Top of DATASET
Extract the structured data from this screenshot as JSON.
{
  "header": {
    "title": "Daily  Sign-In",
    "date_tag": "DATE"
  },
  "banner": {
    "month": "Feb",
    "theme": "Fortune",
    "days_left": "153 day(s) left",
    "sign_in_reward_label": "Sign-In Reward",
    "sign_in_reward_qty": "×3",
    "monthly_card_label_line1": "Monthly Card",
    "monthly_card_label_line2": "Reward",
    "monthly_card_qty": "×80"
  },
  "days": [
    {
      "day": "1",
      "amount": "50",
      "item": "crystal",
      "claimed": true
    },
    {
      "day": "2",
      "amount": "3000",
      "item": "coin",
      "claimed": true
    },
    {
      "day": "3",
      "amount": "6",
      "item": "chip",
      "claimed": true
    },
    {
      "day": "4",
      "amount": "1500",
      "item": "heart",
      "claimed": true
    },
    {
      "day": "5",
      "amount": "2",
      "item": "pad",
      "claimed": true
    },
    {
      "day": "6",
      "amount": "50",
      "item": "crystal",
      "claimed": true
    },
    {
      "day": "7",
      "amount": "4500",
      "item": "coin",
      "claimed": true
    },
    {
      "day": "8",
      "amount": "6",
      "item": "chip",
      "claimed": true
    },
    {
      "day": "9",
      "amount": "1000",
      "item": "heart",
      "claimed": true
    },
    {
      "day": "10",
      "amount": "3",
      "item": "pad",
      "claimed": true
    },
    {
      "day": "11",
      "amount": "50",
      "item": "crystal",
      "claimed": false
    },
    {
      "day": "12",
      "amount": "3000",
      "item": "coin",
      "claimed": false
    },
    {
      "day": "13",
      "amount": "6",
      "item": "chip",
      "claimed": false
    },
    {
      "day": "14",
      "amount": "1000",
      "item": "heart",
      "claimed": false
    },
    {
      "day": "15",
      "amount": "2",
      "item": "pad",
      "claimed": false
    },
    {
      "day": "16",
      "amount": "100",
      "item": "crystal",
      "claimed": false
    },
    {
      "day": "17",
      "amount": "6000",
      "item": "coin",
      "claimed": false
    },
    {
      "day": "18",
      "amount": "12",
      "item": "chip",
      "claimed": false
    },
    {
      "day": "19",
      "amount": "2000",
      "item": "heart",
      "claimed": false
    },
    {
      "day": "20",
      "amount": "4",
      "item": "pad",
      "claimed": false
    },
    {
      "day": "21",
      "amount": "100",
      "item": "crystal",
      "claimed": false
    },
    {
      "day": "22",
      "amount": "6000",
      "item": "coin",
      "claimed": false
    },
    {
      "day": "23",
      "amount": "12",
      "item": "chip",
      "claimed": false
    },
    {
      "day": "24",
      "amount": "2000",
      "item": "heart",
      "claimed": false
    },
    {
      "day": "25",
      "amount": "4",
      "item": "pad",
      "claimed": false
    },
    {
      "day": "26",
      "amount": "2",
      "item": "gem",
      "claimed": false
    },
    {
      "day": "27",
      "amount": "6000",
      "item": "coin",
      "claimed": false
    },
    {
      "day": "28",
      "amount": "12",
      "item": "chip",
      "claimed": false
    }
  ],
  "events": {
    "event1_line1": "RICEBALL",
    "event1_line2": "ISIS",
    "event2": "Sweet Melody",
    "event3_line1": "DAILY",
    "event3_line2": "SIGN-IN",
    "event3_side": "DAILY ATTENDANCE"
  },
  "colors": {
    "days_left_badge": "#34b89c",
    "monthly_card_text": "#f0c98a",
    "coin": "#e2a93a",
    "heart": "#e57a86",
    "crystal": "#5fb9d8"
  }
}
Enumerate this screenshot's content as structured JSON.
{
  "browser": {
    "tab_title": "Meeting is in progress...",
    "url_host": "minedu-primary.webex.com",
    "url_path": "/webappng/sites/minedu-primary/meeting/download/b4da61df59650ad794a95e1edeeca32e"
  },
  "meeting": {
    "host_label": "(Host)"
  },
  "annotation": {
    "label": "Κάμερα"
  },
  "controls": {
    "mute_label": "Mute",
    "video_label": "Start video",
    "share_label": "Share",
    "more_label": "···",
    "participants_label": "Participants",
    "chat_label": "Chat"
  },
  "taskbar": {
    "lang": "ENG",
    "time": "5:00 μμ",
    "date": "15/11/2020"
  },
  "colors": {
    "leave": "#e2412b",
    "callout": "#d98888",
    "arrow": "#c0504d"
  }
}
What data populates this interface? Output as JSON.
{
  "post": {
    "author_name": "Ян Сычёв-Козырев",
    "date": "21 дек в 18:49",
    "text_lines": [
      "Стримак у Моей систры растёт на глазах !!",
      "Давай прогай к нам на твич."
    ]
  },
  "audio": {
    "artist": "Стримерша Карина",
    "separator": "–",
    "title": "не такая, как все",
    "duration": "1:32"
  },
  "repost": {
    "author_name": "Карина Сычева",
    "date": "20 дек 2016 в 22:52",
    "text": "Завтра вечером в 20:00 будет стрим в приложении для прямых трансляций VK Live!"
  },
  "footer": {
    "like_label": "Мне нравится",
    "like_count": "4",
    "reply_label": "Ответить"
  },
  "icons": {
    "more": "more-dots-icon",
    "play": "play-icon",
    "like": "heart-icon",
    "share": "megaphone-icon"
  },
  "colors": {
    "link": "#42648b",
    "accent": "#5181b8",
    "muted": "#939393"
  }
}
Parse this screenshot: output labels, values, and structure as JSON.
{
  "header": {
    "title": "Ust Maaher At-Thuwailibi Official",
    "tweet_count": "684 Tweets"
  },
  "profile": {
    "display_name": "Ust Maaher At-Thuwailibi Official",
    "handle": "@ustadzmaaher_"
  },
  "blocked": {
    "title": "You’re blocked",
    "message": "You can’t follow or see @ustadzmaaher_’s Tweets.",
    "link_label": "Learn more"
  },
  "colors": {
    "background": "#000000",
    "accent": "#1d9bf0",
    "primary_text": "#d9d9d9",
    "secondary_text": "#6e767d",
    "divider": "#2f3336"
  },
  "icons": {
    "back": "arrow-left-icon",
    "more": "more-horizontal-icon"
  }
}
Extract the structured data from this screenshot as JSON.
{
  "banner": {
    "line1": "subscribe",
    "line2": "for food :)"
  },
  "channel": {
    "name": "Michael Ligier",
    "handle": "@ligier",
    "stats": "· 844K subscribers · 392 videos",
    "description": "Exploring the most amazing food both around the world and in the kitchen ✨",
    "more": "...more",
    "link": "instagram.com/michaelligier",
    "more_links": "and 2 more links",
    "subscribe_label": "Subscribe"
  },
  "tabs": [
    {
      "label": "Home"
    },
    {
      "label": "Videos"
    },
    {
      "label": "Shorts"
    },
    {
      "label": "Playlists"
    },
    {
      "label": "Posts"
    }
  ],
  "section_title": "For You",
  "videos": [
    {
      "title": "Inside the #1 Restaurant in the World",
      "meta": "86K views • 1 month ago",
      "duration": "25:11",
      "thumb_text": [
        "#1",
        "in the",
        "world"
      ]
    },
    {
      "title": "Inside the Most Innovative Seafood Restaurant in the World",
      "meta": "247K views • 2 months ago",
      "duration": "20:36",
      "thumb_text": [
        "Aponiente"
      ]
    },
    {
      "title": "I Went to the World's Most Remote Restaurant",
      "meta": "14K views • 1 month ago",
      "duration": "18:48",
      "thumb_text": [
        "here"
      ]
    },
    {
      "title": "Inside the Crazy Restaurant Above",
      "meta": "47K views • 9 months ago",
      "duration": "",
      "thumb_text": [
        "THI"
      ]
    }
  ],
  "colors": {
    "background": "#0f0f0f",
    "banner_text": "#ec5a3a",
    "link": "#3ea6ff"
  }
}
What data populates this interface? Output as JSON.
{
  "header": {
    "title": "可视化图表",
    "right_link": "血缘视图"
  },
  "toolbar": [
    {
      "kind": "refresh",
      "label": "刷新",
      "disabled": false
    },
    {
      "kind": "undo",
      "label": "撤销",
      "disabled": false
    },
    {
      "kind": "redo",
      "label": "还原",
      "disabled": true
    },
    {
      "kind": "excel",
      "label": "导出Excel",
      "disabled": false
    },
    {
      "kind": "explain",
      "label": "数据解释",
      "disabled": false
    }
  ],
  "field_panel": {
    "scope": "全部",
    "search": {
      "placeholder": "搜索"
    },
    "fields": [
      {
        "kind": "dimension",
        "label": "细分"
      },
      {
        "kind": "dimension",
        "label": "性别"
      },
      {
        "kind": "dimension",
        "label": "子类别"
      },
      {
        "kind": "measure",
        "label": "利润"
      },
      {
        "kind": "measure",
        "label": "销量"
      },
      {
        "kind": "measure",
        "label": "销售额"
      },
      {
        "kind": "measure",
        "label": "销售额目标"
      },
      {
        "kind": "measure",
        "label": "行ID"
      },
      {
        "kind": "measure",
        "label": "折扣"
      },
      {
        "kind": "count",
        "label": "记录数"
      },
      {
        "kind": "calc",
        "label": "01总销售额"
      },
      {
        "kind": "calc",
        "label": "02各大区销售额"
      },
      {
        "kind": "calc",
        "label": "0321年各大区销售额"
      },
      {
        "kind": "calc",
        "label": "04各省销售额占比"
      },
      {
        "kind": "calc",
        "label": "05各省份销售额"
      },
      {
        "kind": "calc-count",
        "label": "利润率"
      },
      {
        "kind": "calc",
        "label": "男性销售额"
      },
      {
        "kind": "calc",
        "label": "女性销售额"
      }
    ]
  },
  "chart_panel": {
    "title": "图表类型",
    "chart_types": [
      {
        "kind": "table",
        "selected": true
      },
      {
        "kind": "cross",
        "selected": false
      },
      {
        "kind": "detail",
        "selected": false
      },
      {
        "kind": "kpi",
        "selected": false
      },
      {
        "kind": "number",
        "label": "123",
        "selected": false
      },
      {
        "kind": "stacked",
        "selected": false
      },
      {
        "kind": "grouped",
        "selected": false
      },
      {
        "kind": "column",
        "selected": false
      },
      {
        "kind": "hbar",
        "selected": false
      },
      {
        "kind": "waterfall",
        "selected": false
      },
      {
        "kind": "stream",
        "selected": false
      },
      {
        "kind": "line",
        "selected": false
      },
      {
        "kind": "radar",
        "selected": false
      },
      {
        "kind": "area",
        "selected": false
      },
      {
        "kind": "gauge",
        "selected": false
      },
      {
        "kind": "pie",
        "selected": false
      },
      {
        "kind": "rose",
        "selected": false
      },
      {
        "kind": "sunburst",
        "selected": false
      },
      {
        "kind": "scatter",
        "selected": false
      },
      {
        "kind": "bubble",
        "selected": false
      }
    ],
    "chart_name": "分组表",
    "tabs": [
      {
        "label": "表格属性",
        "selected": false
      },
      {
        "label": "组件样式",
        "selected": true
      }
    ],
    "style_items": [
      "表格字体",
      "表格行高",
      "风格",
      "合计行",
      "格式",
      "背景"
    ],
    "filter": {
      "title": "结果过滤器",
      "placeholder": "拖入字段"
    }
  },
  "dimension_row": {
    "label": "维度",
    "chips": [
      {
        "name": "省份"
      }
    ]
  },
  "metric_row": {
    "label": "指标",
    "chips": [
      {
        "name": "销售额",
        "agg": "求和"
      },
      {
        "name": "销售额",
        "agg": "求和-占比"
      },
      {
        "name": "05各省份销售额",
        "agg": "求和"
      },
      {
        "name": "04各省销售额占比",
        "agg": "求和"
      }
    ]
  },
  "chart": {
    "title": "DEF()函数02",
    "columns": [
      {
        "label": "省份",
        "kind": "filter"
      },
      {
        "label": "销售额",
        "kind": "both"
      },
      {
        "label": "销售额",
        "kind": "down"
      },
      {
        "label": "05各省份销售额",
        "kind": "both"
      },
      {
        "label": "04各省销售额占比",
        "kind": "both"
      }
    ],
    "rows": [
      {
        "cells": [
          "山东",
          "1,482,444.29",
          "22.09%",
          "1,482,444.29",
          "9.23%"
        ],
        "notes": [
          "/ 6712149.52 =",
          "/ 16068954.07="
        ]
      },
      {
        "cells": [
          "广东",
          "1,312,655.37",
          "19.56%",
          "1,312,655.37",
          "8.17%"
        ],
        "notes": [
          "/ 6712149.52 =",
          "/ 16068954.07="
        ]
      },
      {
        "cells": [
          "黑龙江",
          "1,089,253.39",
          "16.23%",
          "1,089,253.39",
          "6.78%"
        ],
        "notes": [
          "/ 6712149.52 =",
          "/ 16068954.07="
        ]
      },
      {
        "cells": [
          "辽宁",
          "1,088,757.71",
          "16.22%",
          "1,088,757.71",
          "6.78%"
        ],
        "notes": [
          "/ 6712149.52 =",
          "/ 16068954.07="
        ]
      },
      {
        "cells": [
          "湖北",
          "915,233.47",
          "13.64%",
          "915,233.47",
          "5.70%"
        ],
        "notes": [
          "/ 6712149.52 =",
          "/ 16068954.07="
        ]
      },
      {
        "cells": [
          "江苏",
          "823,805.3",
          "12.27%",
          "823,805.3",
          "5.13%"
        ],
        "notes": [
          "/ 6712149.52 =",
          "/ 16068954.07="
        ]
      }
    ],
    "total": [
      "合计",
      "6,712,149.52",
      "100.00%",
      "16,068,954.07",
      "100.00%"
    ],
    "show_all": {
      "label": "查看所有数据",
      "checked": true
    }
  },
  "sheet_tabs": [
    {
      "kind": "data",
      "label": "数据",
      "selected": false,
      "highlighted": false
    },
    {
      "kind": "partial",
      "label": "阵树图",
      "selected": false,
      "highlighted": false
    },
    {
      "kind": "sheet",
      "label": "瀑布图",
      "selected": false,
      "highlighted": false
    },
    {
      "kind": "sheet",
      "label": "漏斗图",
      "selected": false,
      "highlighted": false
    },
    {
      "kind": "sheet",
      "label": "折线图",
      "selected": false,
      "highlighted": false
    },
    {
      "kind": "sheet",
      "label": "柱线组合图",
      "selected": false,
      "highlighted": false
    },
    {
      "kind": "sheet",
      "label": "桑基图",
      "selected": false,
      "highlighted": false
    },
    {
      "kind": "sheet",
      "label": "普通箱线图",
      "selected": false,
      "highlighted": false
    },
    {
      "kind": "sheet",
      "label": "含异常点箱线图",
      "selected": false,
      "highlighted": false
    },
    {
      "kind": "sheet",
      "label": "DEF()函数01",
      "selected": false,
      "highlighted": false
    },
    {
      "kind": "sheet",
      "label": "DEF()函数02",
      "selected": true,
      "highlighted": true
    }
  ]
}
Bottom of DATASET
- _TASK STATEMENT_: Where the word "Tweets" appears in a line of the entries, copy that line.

- _SOLUTION TO THIS PROBLEM_:
    "tweet_count": "684 Tweets"
    "message": "You can’t follow or see @ustadzmaaher_’s Tweets.",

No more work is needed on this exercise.